Canada is still flying high from last November’s report by Bloomberg New Energy Finance Ltd., which ranked Canada second in the world for its ability to feed the lithium-ion battery supply chain, close behind China and ahead of the United States. According to BloombergNEF, the ranking reflects Canada’s “large raw material resources and mining activity, as well as its good positioning in environmental, social and governance factors (ESG) and infrastructure, innovation, and industry.” However, “a lack of significant cell and component manufacturing capacity means that most of the value of these resources is realized outside of the country.”
That report was delivered before the January announcement of a partnership between Stellantis and LG Energy Solution to build a battery manufacturing plant in Windsor, Ont., and the April announcement of Volkswagen building a battery manufacturing plant in St. Thomas, Ont. They’ve been joined by subsequent announcements from General Motors, Ford and others, which add up to more than $15-billion in investments in the EV supply chain.
Most of the money is headed to Ontario, the automotive heartland of Canada. That’s music to the ears of Vic Fedeli, Ontario’s Minister of Economic Development, Job Creation and Trade, whose job it is to lure foreign companies to Ontario once they’re sold on Canada.
“Only three years ago, Reuters said $300-billion is going to be spent by companies worldwide on electric vehicles, and of that amount, zero is targeted for Canada. Zero,” Mr. Fedeli says. “When you have 100,000 men and women employed in the auto sector in Ontario, that’s very troubling news.”

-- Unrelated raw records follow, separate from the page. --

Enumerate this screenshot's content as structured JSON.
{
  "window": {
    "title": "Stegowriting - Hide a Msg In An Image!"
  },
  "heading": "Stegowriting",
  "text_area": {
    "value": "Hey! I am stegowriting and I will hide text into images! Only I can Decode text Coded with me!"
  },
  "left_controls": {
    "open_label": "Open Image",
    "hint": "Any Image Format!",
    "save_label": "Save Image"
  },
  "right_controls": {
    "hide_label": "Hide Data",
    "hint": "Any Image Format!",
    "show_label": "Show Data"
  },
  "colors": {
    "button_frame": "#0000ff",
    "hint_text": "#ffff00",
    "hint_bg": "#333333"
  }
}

Mr. Fedeli was also in Munich for the IAA Mobility show, and is now speaking by phone in the back of a van, speeding toward Salzberg on the autobahn at 150 kilometres an hour.
“We’re not in competition with Canada at all,” he says. “The Canada booth’s role is to attract companies to Canada, and they’d talk about the fact that there are exports to 51 countries, tariff-free. Their job is to whet your appetite toward Canada. Our job is to physically show them exactly the advantages in the jurisdiction of Ontario. There’s a vast difference between attracting them to Canada and then showing them where they belong within the country.”
Of the 177,576 people considered employed in Canada by the electric vehicle supply chain, which includes mining and mineral processing, battery manufacturing, cathode manufacturing, EV and EV parts manufacturing, and battery recycling, more than 139,000 are in Ontario. Mr. Fedeli wants to be sure that number grows. The Ontario booth also acted as a base for eight Ontario companies to showcase their EV component products.
Mr. Fedeli is quick to point out that you don’t need to leave the province to find everything needed to make a lithium-ion battery, then put it in an Ontario-made car that’s built from Ontario-made steel by workers trained in Ontario. Even the eventual recycling of EV batteries is available in Ontario.
“There’s lots of runway ahead of us, but quite frankly, it’s not a forever market, because in the next 12 months, most companies worldwide are going to find a partner and find a location,” he says.
“This isn’t a 2050 or a 2040 or even a 2035 issue. You’ve got to be meeting federal and worldwide government numbers by 2032, so you’re going to need to start building a plant next year.
“So there’s lots of runway ahead, but it’s still a limited runway. I’m going to mix my metaphors here: It’s a carousel, and when that carousel stops, there’s not going to be a horse for everybody.”
The writer was a guest of Mercedes-Benz. Content was not subject to approval.
Editor’s note: An earlier version of this story stated Laurel Broten is chief investment officer of Invest in Canada. In fact, she is chief executive officer.